(Excerpts from an interface dataset)
= = = = = = =

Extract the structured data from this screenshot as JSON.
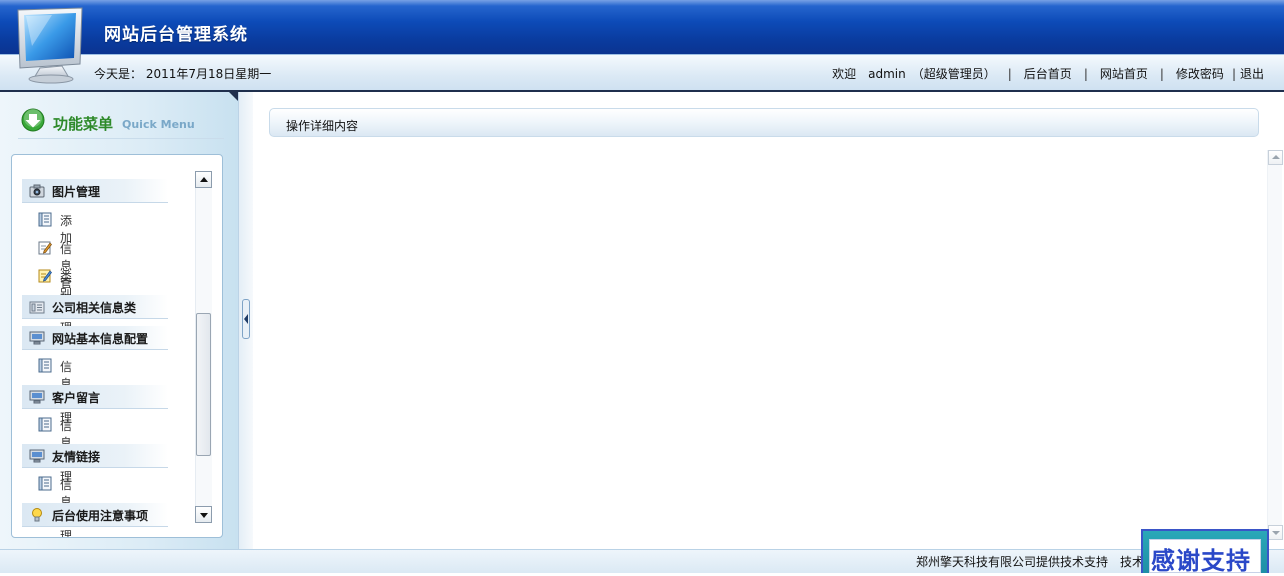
{
  "header": {
    "title": "网站后台管理系统",
    "today": "今天是： 2011年7月18日星期一",
    "welcome": "欢迎　admin　（超级管理员）",
    "links": [
      "后台首页",
      "网站首页",
      "修改密码",
      "退出"
    ]
  },
  "sidebar": {
    "title_cn": "功能菜单",
    "title_en": "Quick Menu",
    "groups": [
      {
        "label": "图片管理",
        "icon": "camera-icon",
        "items": [
          "添加",
          "信息管理",
          "类别管理"
        ]
      },
      {
        "label": "公司相关信息类",
        "icon": "folder-icon",
        "items": []
      },
      {
        "label": "网站基本信息配置",
        "icon": "computer-icon",
        "items": [
          "信息管理"
        ]
      },
      {
        "label": "客户留言",
        "icon": "computer-icon",
        "items": [
          "信息管理"
        ]
      },
      {
        "label": "友情链接",
        "icon": "computer-icon",
        "items": [
          "信息管理"
        ]
      },
      {
        "label": "后台使用注意事项",
        "icon": "lightbulb-icon",
        "items": []
      }
    ]
  },
  "main": {
    "ops_title": "操作详细内容"
  },
  "footer": {
    "text": "郑州擎天科技有限公司提供技术支持　技术支持",
    "thanks": "感谢支持"
  },
  "colors": {
    "header_blue": "#0a3b9e",
    "menu_green": "#2e8a2a",
    "thanks_blue": "#2a48c8"
  }
}
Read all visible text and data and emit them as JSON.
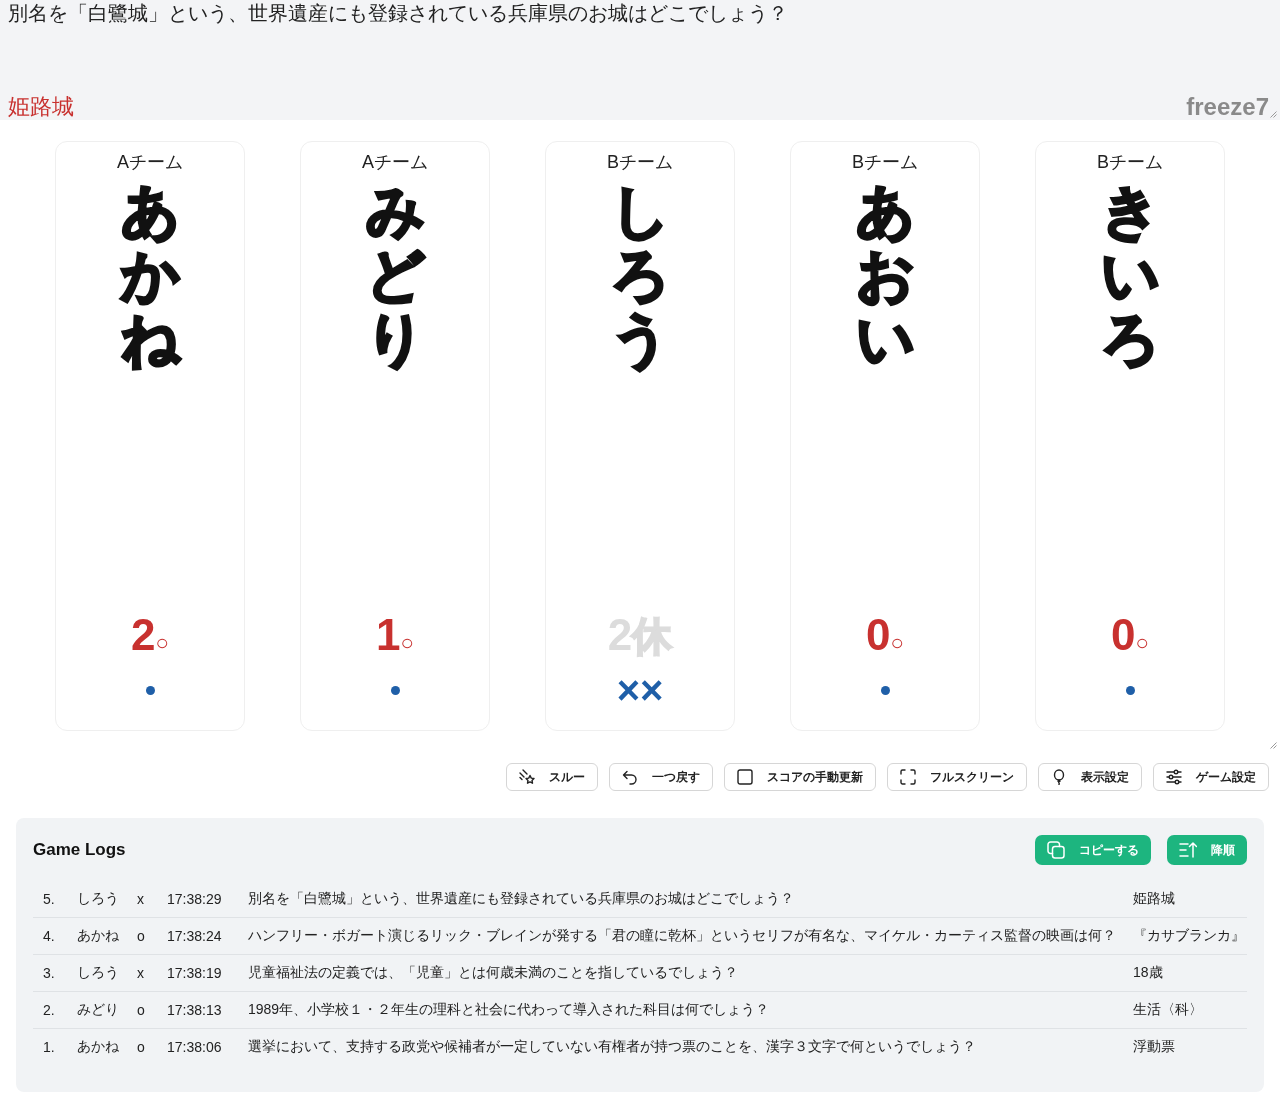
{
  "question": {
    "text": "別名を「白鷺城」という、世界遺産にも登録されている兵庫県のお城はどこでしょう？",
    "answer": "姫路城",
    "room": "freeze7"
  },
  "players": [
    {
      "team": "Aチーム",
      "name": "あかね",
      "score": "2",
      "suffix": "○",
      "resting": false
    },
    {
      "team": "Aチーム",
      "name": "みどり",
      "score": "1",
      "suffix": "○",
      "resting": false
    },
    {
      "team": "Bチーム",
      "name": "しろう",
      "score": "2",
      "suffix": "休",
      "resting": true,
      "misses": "××"
    },
    {
      "team": "Bチーム",
      "name": "あおい",
      "score": "0",
      "suffix": "○",
      "resting": false
    },
    {
      "team": "Bチーム",
      "name": "きいろ",
      "score": "0",
      "suffix": "○",
      "resting": false
    }
  ],
  "toolbar": [
    {
      "label": "スルー"
    },
    {
      "label": "一つ戻す"
    },
    {
      "label": "スコアの手動更新"
    },
    {
      "label": "フルスクリーン"
    },
    {
      "label": "表示設定"
    },
    {
      "label": "ゲーム設定"
    }
  ],
  "logs": {
    "title": "Game Logs",
    "buttons": [
      {
        "label": "コピーする"
      },
      {
        "label": "降順"
      }
    ],
    "entries": [
      {
        "number": "5.",
        "player": "しろう",
        "result": "x",
        "time": "17:38:29",
        "question": "別名を「白鷺城」という、世界遺産にも登録されている兵庫県のお城はどこでしょう？",
        "answer": "姫路城"
      },
      {
        "number": "4.",
        "player": "あかね",
        "result": "o",
        "time": "17:38:24",
        "question": "ハンフリー・ボガート演じるリック・ブレインが発する「君の瞳に乾杯」というセリフが有名な、マイケル・カーティス監督の映画は何？",
        "answer": "『カサブランカ』"
      },
      {
        "number": "3.",
        "player": "しろう",
        "result": "x",
        "time": "17:38:19",
        "question": "児童福祉法の定義では、「児童」とは何歳未満のことを指しているでしょう？",
        "answer": "18歳"
      },
      {
        "number": "2.",
        "player": "みどり",
        "result": "o",
        "time": "17:38:13",
        "question": "1989年、小学校１・２年生の理科と社会に代わって導入された科目は何でしょう？",
        "answer": "生活〈科〉"
      },
      {
        "number": "1.",
        "player": "あかね",
        "result": "o",
        "time": "17:38:06",
        "question": "選挙において、支持する政党や候補者が一定していない有権者が持つ票のことを、漢字３文字で何というでしょう？",
        "answer": "浮動票"
      }
    ]
  }
}
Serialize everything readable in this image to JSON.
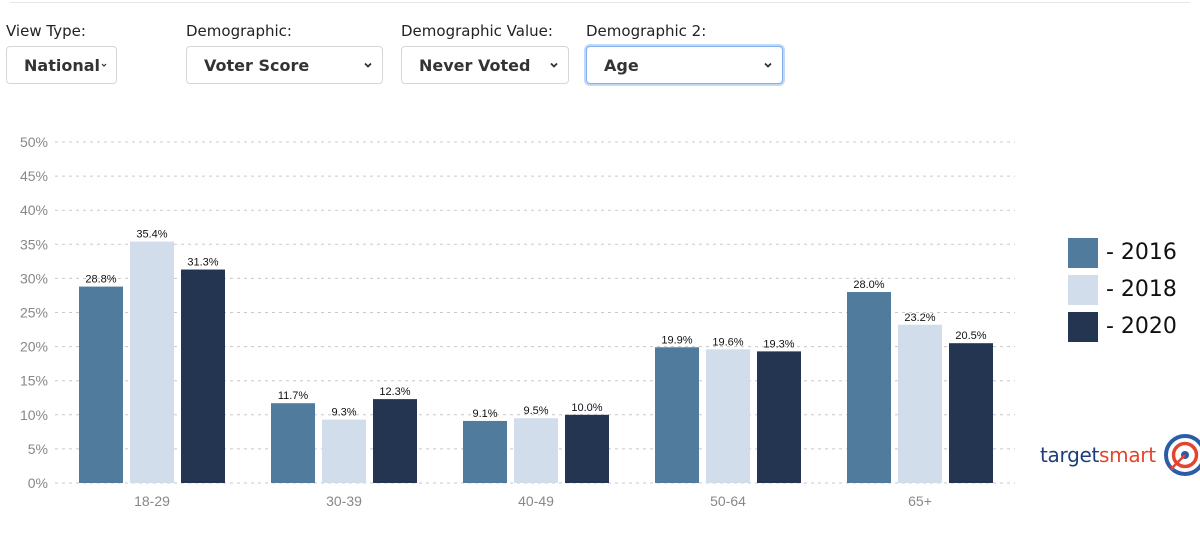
{
  "controls": [
    {
      "label": "View Type:",
      "value": "National"
    },
    {
      "label": "Demographic:",
      "value": "Voter Score"
    },
    {
      "label": "Demographic Value:",
      "value": "Never Voted"
    },
    {
      "label": "Demographic 2:",
      "value": "Age"
    }
  ],
  "legend": [
    {
      "label": "- 2016",
      "color": "#507b9c"
    },
    {
      "label": "- 2018",
      "color": "#d2ddeb"
    },
    {
      "label": "- 2020",
      "color": "#243551"
    }
  ],
  "logo": {
    "part1": "target",
    "part2": "smart"
  },
  "chart_data": {
    "type": "bar",
    "title": "",
    "xlabel": "",
    "ylabel": "",
    "categories": [
      "18-29",
      "30-39",
      "40-49",
      "50-64",
      "65+"
    ],
    "series": [
      {
        "name": "2016",
        "color": "#507b9c",
        "values": [
          28.8,
          11.7,
          9.1,
          19.9,
          28.0
        ],
        "labels": [
          "28.8%",
          "11.7%",
          "9.1%",
          "19.9%",
          "28.0%"
        ]
      },
      {
        "name": "2018",
        "color": "#d2ddeb",
        "values": [
          35.4,
          9.3,
          9.5,
          19.6,
          23.2
        ],
        "labels": [
          "35.4%",
          "9.3%",
          "9.5%",
          "19.6%",
          "23.2%"
        ]
      },
      {
        "name": "2020",
        "color": "#243551",
        "values": [
          31.3,
          12.3,
          10.0,
          19.3,
          20.5
        ],
        "labels": [
          "31.3%",
          "12.3%",
          "10.0%",
          "19.3%",
          "20.5%"
        ]
      }
    ],
    "ylim": [
      0,
      50
    ],
    "yticks": [
      "0%",
      "5%",
      "10%",
      "15%",
      "20%",
      "25%",
      "30%",
      "35%",
      "40%",
      "45%",
      "50%"
    ],
    "grid": true,
    "legend_position": "right"
  }
}
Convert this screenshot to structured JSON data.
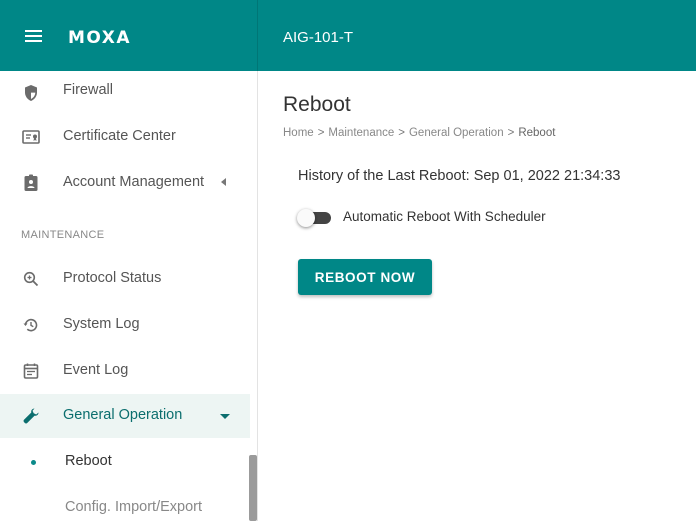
{
  "header": {
    "logo": "MOXA",
    "device": "AIG-101-T"
  },
  "sidebar": {
    "items": [
      {
        "label": "Firewall",
        "icon": "shield-icon"
      },
      {
        "label": "Certificate Center",
        "icon": "certificate-icon"
      },
      {
        "label": "Account Management",
        "icon": "account-badge-icon"
      }
    ],
    "section_label": "MAINTENANCE",
    "maintenance_items": [
      {
        "label": "Protocol Status",
        "icon": "magnify-icon"
      },
      {
        "label": "System Log",
        "icon": "history-icon"
      },
      {
        "label": "Event Log",
        "icon": "calendar-icon"
      },
      {
        "label": "General Operation",
        "icon": "wrench-icon"
      }
    ],
    "sub_items": [
      {
        "label": "Reboot"
      },
      {
        "label": "Config. Import/Export"
      }
    ]
  },
  "main": {
    "title": "Reboot",
    "breadcrumb": [
      "Home",
      "Maintenance",
      "General Operation",
      "Reboot"
    ],
    "breadcrumb_separator": ">",
    "history_text": "History of the Last Reboot: Sep 01, 2022 21:34:33",
    "toggle_label": "Automatic Reboot With Scheduler",
    "toggle_on": false,
    "button_label": "REBOOT NOW"
  },
  "colors": {
    "brand": "#008787",
    "active_bg": "#edf5f3",
    "active_text": "#0b6e6e"
  }
}
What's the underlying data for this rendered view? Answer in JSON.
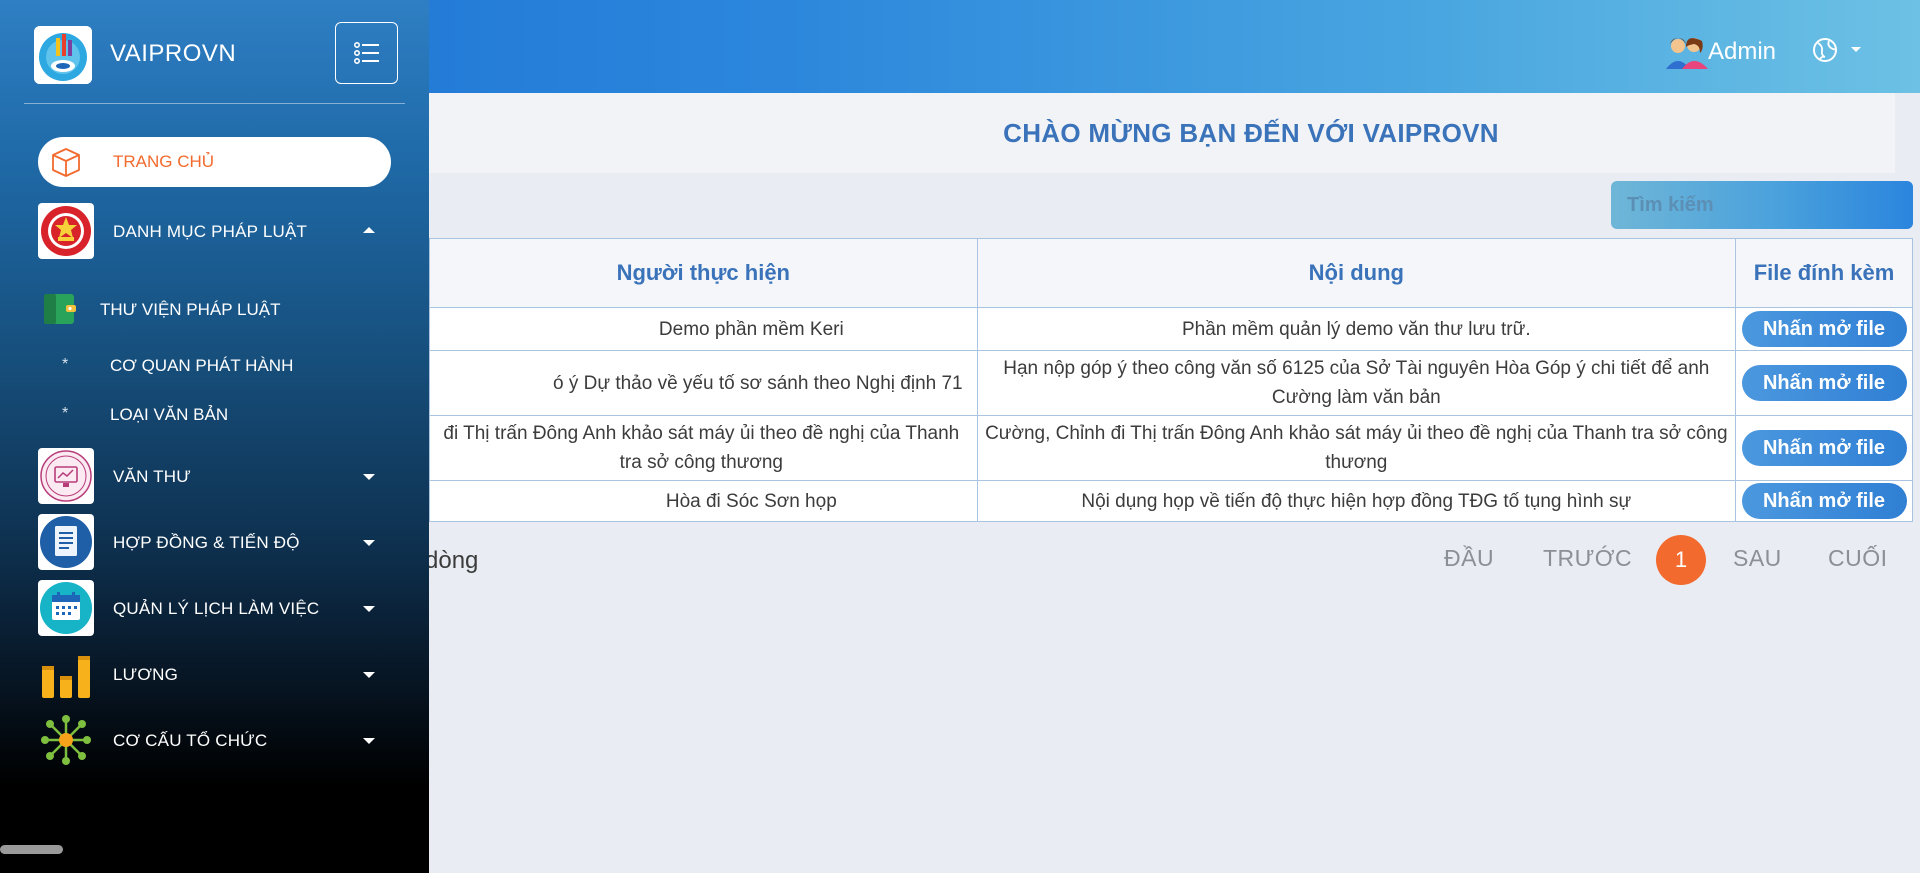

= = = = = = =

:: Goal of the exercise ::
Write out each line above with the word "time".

:: Exercise solution ::
        "time": "17:38:29",
        "time": "17:38:24",
        "time": "17:38:19",
        "time": "17:38:13",
        "time": "17:38:06",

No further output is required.